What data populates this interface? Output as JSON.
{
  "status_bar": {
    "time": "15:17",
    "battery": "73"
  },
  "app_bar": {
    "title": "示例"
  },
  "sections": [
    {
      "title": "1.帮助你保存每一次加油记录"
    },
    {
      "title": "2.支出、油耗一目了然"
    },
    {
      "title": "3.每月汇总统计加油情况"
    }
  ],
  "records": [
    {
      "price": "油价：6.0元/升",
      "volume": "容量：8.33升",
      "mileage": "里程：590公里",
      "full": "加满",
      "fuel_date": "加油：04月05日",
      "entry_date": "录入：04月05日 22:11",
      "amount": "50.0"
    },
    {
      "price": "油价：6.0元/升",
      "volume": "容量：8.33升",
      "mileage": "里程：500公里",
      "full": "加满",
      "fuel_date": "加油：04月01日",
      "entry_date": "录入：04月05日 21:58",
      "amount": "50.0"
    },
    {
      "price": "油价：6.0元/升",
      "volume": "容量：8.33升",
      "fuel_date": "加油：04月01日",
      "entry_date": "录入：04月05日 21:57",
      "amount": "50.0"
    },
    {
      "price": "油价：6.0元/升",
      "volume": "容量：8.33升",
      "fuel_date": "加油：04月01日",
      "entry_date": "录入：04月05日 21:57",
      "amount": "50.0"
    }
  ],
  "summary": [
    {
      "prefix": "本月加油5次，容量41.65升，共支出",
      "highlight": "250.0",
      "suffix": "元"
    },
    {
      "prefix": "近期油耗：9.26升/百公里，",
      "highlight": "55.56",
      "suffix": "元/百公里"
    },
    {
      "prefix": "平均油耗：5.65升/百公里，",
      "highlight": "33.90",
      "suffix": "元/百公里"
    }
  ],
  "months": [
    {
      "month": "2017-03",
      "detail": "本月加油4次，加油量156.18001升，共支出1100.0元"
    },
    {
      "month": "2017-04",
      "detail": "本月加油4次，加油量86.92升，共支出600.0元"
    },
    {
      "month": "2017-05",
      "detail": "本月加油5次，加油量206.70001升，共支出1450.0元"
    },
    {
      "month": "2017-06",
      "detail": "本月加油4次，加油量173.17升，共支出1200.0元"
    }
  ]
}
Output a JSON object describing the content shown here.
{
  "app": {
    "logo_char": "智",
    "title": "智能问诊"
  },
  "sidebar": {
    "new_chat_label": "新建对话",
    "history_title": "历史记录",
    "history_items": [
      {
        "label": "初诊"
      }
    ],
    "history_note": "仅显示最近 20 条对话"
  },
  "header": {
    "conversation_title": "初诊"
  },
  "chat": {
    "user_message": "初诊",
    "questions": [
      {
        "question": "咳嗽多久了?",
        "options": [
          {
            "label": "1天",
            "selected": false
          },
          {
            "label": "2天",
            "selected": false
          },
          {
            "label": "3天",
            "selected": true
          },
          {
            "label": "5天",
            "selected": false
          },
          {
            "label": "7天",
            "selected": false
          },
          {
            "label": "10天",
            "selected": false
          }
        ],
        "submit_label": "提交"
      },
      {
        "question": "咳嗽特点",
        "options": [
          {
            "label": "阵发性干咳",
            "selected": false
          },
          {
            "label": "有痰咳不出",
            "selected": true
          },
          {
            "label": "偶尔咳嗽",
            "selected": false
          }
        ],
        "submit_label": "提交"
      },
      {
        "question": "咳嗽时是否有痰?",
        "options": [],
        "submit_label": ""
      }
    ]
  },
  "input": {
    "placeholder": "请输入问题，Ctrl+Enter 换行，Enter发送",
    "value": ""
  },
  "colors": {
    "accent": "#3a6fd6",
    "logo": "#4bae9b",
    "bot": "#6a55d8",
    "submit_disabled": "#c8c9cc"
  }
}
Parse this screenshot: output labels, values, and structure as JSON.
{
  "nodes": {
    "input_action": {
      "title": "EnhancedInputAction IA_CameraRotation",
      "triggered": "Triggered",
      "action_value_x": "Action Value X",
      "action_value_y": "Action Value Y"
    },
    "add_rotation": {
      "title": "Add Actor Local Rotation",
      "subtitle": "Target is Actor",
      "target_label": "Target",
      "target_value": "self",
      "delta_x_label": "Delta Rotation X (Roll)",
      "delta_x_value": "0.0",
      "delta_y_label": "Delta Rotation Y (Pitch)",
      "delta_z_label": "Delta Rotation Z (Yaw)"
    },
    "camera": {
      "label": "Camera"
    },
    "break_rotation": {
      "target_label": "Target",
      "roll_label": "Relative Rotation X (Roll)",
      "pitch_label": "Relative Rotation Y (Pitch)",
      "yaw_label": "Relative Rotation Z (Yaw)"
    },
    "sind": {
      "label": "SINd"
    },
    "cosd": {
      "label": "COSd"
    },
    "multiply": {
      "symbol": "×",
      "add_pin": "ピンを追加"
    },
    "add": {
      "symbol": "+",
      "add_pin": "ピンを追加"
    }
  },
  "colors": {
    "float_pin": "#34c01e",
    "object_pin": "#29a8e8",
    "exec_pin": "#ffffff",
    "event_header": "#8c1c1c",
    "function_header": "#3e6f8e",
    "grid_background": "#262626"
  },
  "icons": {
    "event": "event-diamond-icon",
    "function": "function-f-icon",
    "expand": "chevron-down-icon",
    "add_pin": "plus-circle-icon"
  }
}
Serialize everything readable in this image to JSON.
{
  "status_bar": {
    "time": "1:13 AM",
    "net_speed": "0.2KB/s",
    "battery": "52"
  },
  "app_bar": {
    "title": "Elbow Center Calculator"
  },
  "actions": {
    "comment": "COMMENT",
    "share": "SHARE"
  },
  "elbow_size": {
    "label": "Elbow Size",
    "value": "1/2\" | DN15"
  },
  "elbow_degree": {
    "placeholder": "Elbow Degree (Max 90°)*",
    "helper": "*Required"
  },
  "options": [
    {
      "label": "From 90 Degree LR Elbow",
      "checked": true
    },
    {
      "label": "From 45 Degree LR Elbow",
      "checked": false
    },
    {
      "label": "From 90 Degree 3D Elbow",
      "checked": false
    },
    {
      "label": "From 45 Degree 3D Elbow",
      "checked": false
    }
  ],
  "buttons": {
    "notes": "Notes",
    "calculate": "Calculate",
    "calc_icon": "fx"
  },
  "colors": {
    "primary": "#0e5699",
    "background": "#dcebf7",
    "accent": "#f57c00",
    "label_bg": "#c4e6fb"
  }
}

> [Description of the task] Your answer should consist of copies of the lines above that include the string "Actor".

> [Answer to this task]
      "title": "Add Actor Local Rotation",
      "subtitle": "Target is Actor",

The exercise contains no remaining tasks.